▶ **EXERCISE INSTRUCTIONS**
Write the number of lines in the material below that contain "icon", with no other words.

▶ **MATERIALS PROVIDED**
=== Section Start ===

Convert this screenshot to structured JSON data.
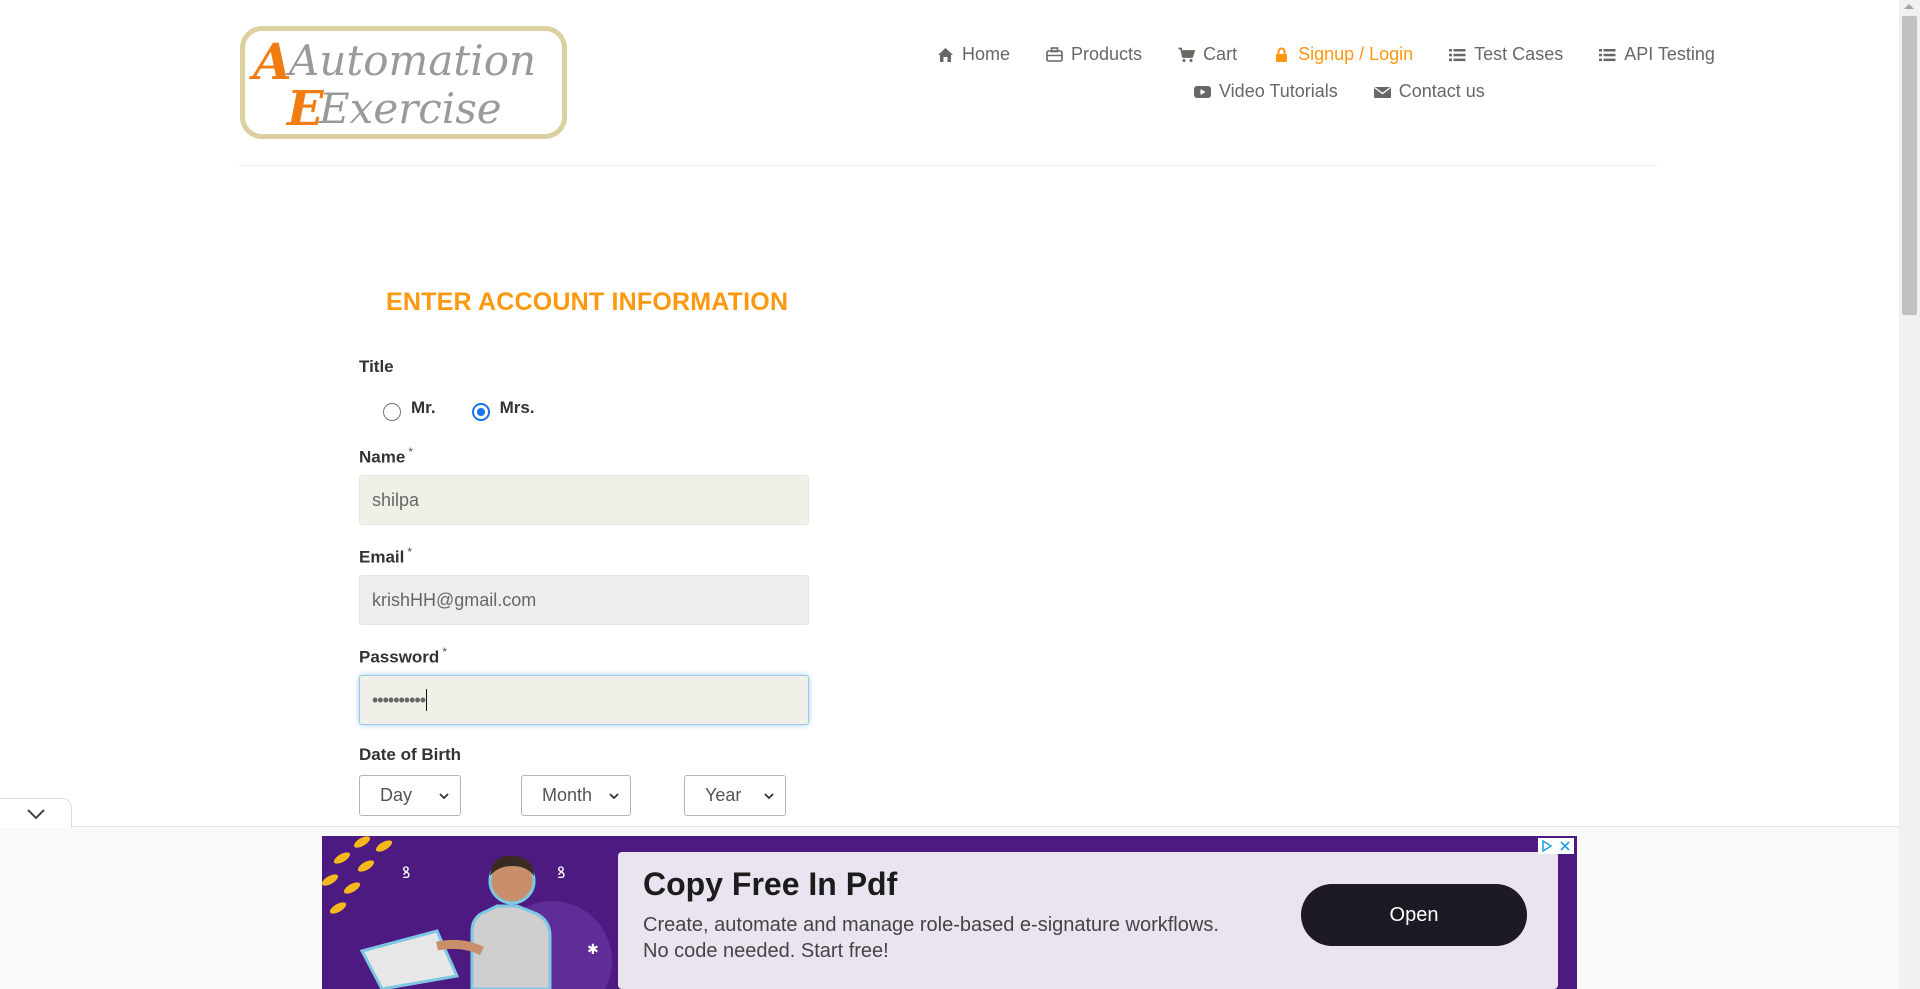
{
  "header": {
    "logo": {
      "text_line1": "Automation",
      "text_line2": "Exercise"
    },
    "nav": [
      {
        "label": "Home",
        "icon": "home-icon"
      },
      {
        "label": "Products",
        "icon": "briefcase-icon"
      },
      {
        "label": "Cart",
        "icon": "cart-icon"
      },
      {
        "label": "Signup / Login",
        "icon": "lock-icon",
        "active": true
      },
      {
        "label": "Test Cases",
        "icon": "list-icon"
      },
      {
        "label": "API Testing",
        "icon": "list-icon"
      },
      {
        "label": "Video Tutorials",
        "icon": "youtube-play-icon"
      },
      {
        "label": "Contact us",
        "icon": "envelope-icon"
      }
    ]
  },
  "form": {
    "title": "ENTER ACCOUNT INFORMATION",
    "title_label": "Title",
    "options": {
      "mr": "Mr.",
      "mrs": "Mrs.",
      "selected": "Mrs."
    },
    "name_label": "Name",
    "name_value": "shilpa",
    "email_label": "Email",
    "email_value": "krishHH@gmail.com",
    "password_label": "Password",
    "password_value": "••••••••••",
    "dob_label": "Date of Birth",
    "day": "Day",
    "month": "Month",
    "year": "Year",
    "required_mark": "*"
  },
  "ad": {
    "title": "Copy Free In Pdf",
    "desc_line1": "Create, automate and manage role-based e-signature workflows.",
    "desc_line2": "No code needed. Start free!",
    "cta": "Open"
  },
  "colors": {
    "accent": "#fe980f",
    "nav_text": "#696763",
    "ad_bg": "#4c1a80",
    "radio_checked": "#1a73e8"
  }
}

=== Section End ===

▶ **ANSWER BOX**
8